TransCanada PipeLines Ltd., NOVA Corp., the Canadian Association of Petroleum Producers, and the Small Explorers and Producers Association of Canada reached an accord to promote competition and greater customer choice in the Western Canadian Sedimentary Basin. The April 7 agreement endorses competition, additional pipeline capacity in the Western Canadian Sedimentary Basin and regulatory changes. The group will develop a regulatory framework and present it to the National Energy Board and the Alberta Energy and Utilities Board.


TAGGING RULES. The FERC ruled that tagging and other reliability requirements that vary from the provisions of Order 888's pro forma tariffs cannot be used to deny transmission customers access to the system unless approved by FERC as comparable or superior to pro forma requirements. At the same time, however, the commission has expressed no opposition to tagging rules that duplicate information filing requirements already required in the 888 tariffs. The two rulings, issued in two separate dockets but combined in one order, allowed the commission effectively to express its opinion about reliability rules imposed by the North American Electric Reliability Council, even though the FERC lacks direct jurisdiction over NERC. (See "Snatching Victory from the Jaws of Dismissal," May 15, 1998, p. 20.)

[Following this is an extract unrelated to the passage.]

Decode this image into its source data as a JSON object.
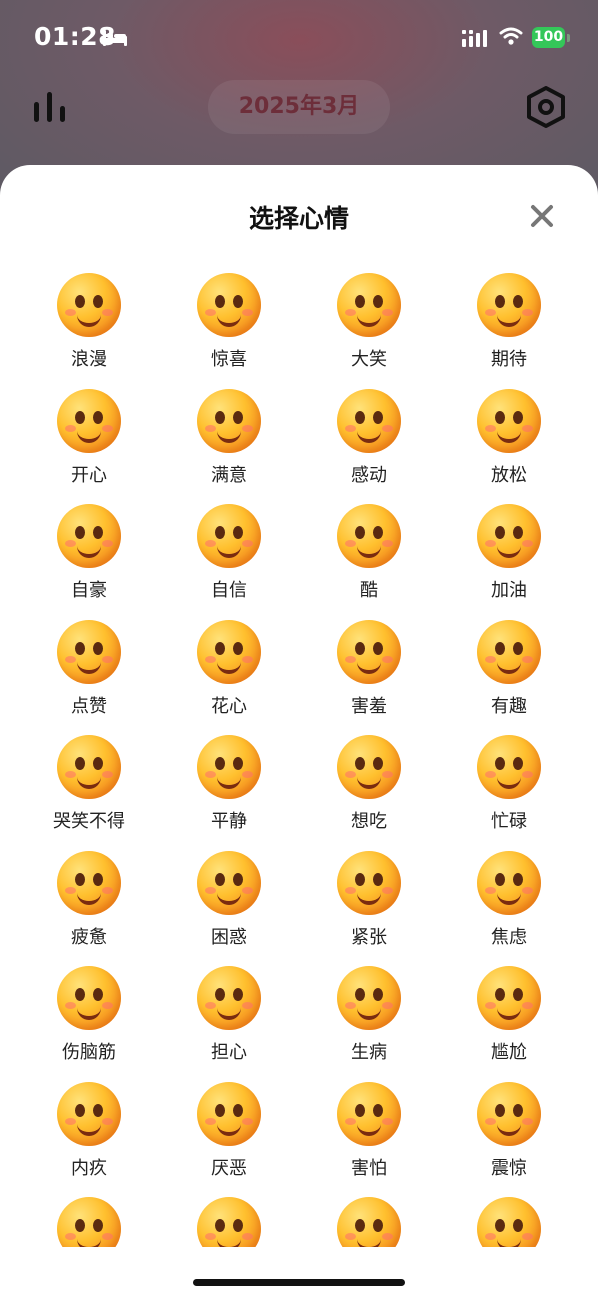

In the first docket, the FERC dismissed two filings disputing NERC's tagging requirements. The Coalition Against Private Tariffs had asked whether that tagging requirement was a term and condition of transmission service that may be adopted only after a filing at FERC is made to change the open access tariff. Docket No. el97-58-000, 83 FERC ¶ 61,015, April 7, 1998.

In the second docket, Western Resources had proposed revisions to its open access tariff to reflect adoption of a new Southwest Power pool operating practice tying curtailment priority to whether the customer adheres to the tagging requirement. Docket No. er98-900-000, 83 FERC ¶ 61,015, April 7, 1998 (F.E.R.C.).


NERC REORGANIZATION. On April 17, four committees at the North American Electric Reliability Council issued their reports to the NERC Board of Trustees, responding to the proposal issued Dec. 22, 1997 by the blue ribbon Electric Reliability Panel on the future of NERC (Reliable Power: Renewing the North American Electric Reliability Oversight System). The report suggested reorganization of the group to form NAERO, the North American Electric Reliability Organization. The NERC board was to consider the four committee reports at its meeting in early May.

The four committees (em Funding, Governance, Government Interface, and